  3. Family is Beautiful, Albeit Messy                                                                                                                                                 During high school I struggled deeply with my identity as a member of my family. Due to super complex and often painful circumstances, I grew extremely resentful towards some of the people in my family. I isolated myself and had a super difficult time moving forward and choosing forgiveness. Being away from them gave me a new perspective that I desperately needed. Looking at things while completely removed from the situation helped me see that more often than not, people are trying to do the best that they can, and mistakes don’t equate to a lack of love. One of the things I’m most excited about for the future is learning to accept my family for what it is, and work on being as loving and compassionate as I possibly can towards them. It’s not going to be easy, but I’m at a way brighter place than I was a year ago.

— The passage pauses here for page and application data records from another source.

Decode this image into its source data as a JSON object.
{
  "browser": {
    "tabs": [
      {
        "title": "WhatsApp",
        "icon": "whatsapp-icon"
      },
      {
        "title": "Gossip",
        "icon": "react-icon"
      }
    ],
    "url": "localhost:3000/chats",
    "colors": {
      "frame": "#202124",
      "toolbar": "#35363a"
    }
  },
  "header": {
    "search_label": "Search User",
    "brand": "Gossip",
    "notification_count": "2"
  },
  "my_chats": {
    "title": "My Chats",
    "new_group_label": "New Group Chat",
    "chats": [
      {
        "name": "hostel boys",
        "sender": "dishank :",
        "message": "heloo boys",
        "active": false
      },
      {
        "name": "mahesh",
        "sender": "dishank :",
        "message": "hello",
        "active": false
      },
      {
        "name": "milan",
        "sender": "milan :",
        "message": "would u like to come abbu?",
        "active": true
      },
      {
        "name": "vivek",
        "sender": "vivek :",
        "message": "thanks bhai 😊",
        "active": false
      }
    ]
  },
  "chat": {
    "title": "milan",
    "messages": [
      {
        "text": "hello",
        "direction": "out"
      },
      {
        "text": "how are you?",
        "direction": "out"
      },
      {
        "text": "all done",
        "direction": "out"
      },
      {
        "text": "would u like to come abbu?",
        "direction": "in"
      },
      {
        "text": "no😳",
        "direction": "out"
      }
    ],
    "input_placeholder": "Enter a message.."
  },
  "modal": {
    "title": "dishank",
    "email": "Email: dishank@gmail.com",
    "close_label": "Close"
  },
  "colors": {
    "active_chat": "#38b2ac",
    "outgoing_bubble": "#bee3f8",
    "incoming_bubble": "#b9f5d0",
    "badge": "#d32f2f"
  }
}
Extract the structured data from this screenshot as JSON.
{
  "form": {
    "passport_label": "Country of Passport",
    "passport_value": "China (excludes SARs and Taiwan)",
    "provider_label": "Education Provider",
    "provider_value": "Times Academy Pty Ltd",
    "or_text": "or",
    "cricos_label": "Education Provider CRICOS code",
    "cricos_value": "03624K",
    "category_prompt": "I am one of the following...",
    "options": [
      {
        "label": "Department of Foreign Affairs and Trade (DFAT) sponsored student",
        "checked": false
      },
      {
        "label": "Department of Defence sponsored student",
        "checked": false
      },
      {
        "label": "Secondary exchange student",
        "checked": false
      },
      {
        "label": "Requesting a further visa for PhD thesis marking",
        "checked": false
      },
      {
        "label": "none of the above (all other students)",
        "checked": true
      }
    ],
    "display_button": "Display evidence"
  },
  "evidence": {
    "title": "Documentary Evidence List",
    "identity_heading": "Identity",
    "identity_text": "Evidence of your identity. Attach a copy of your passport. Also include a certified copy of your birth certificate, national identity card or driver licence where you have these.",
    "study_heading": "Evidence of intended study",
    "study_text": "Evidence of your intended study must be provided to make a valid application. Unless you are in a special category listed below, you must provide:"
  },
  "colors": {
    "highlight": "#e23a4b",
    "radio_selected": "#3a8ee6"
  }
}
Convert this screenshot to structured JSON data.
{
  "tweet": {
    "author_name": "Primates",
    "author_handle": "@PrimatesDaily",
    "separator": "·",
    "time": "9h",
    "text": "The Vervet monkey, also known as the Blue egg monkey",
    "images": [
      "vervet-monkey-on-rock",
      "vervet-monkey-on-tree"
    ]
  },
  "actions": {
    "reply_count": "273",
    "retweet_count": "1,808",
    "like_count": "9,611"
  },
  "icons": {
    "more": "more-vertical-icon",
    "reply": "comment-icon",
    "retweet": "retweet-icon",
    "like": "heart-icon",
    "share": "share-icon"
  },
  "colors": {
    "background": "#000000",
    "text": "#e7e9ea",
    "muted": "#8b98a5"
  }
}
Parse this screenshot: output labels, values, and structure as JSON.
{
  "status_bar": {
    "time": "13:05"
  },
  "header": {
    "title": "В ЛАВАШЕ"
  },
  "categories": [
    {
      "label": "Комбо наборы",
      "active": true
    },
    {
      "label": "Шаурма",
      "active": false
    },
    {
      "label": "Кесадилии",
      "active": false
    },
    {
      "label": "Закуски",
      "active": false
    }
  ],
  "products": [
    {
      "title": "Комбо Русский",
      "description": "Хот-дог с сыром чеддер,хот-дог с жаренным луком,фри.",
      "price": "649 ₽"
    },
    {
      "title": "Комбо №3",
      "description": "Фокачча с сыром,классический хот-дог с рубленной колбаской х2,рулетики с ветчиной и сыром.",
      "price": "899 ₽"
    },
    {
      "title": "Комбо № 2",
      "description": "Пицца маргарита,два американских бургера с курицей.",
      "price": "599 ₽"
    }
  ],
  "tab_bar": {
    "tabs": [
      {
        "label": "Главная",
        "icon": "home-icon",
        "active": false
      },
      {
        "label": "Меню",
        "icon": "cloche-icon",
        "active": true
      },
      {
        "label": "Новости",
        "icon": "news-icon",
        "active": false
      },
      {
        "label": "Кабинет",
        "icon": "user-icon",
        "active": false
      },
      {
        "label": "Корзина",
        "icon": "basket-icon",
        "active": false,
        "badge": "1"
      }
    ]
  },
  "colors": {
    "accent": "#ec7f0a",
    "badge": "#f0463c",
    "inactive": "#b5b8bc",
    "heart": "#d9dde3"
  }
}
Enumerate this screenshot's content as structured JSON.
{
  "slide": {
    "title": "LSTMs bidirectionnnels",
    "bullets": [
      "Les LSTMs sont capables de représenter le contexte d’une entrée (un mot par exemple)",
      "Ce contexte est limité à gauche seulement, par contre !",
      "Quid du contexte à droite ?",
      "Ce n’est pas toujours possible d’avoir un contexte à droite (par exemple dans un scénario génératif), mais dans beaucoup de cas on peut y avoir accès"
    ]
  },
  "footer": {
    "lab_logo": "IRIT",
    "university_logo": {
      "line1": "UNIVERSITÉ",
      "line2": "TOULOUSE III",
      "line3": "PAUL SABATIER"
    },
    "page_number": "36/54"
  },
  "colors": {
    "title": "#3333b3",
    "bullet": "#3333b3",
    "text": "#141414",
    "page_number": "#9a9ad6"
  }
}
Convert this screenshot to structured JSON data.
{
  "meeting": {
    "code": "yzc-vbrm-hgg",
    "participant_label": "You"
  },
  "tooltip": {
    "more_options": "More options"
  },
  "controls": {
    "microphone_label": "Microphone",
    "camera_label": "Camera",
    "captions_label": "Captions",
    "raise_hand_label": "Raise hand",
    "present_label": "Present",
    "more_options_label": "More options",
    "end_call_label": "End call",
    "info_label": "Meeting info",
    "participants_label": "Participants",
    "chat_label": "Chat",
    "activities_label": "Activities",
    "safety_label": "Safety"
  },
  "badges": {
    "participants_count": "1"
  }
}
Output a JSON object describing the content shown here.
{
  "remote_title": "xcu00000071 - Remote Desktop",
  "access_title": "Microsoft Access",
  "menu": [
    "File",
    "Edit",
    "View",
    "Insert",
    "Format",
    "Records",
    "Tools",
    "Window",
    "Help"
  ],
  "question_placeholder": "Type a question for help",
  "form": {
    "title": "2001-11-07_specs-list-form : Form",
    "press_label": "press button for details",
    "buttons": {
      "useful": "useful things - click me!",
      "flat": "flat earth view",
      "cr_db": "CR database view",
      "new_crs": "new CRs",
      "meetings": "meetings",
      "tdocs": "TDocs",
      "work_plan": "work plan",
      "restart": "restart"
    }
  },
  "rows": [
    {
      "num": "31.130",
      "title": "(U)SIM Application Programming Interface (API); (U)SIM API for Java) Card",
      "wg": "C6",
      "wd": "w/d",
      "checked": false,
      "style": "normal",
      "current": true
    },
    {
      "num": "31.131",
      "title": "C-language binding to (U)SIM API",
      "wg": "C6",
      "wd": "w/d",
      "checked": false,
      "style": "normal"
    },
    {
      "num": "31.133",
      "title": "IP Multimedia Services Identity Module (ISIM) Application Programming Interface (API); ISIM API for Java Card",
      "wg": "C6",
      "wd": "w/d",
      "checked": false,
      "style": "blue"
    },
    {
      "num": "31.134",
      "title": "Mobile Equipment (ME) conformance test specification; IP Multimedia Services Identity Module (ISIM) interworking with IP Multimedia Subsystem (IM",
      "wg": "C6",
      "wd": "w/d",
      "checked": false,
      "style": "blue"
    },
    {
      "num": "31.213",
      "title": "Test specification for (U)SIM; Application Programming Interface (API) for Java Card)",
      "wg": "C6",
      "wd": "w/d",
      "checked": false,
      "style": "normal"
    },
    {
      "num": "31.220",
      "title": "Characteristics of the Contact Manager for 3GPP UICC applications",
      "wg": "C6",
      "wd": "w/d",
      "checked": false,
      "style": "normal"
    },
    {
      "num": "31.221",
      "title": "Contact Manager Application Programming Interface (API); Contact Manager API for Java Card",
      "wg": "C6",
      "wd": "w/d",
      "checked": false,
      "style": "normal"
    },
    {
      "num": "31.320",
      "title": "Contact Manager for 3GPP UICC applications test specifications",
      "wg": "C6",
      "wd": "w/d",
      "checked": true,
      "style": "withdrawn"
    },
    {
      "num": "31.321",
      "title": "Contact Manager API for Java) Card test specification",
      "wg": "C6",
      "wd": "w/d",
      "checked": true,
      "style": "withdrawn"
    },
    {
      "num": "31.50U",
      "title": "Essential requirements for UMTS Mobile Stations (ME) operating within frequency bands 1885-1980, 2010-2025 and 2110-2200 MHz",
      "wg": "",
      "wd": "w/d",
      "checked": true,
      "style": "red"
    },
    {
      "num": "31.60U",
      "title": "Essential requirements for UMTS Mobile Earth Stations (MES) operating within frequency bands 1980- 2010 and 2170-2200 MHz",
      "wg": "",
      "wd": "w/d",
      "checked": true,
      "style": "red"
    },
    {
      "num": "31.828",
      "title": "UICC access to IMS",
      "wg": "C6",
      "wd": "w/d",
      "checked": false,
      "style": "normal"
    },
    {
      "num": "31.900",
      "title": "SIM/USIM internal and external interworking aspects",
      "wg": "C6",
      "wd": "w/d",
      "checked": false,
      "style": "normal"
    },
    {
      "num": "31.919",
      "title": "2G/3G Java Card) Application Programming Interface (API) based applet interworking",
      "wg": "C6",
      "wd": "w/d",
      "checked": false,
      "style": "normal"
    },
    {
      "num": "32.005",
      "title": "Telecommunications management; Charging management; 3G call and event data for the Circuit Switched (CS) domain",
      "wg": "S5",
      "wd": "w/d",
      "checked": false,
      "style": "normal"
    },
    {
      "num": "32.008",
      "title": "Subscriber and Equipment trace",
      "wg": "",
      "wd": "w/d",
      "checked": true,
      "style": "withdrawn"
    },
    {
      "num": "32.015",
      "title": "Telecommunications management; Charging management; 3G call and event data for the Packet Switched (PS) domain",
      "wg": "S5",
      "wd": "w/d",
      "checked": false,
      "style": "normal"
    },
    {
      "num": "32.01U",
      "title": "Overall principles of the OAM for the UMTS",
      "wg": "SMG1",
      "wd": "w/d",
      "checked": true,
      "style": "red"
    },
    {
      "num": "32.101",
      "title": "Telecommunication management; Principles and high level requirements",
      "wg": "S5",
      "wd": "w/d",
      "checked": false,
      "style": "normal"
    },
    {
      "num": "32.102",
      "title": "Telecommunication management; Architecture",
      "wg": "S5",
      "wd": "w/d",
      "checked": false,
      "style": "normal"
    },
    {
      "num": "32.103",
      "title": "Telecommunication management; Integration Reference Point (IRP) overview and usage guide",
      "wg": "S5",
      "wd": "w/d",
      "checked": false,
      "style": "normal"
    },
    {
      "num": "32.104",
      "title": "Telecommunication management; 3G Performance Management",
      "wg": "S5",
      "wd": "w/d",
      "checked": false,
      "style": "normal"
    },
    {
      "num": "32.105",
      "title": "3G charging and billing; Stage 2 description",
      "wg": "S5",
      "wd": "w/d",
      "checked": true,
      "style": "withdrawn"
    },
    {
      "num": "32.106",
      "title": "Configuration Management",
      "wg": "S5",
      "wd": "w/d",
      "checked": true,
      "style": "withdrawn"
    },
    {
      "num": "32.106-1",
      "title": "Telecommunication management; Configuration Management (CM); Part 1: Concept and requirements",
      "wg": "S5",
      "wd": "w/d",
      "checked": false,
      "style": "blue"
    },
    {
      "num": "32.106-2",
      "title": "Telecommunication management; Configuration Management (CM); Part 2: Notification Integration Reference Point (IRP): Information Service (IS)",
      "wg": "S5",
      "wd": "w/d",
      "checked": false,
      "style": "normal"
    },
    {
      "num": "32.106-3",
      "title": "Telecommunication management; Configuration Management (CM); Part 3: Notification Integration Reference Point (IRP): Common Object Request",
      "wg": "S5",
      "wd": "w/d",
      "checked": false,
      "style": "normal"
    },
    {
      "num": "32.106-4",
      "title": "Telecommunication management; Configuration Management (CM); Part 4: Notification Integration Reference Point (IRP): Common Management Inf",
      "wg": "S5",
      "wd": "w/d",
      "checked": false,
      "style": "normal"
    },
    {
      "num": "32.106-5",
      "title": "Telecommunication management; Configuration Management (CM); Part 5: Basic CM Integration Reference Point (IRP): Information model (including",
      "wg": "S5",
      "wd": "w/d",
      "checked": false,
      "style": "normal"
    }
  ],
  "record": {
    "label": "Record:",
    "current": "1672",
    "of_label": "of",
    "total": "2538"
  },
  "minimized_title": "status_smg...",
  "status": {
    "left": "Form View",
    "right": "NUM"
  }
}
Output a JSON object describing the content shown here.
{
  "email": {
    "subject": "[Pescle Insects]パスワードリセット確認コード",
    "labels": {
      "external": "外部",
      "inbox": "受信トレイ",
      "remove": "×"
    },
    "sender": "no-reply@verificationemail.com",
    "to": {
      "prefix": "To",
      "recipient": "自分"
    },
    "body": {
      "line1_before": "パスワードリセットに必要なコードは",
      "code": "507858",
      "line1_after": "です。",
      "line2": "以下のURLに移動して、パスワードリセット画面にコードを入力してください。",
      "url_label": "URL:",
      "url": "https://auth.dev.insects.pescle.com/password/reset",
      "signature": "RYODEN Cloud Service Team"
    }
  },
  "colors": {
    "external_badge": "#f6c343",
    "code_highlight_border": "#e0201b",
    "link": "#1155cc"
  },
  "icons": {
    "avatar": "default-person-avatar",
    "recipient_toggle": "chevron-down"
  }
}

  4. If  You Want Your Life to Be Awesome, Make it Awesome                                                                                       People with awesome and exciting lives do awesome and exciting things. It’s one of the simplest concepts, and  yet it is not widely implemented in our society. There are certainly some uncontrollable circumstances that many people face that make their lives quite difficult, but I have witnessed people turn their struggle into beauty, and I believe we all have the capacity to do this.  If you want something ask for it. If you have a goal, work extremely hard until you achieve it. If you’re passionate about something, do it as much as possible. If you want your life to be full of incredible experiences, do incredible things with your life.

And thus, 2013 is over. I can’t wait for the adventures and lessons of this new year, this new opportunity to learn and grow and do incredible things. I feel that collectively it will be beautiful, and hopefully numinous.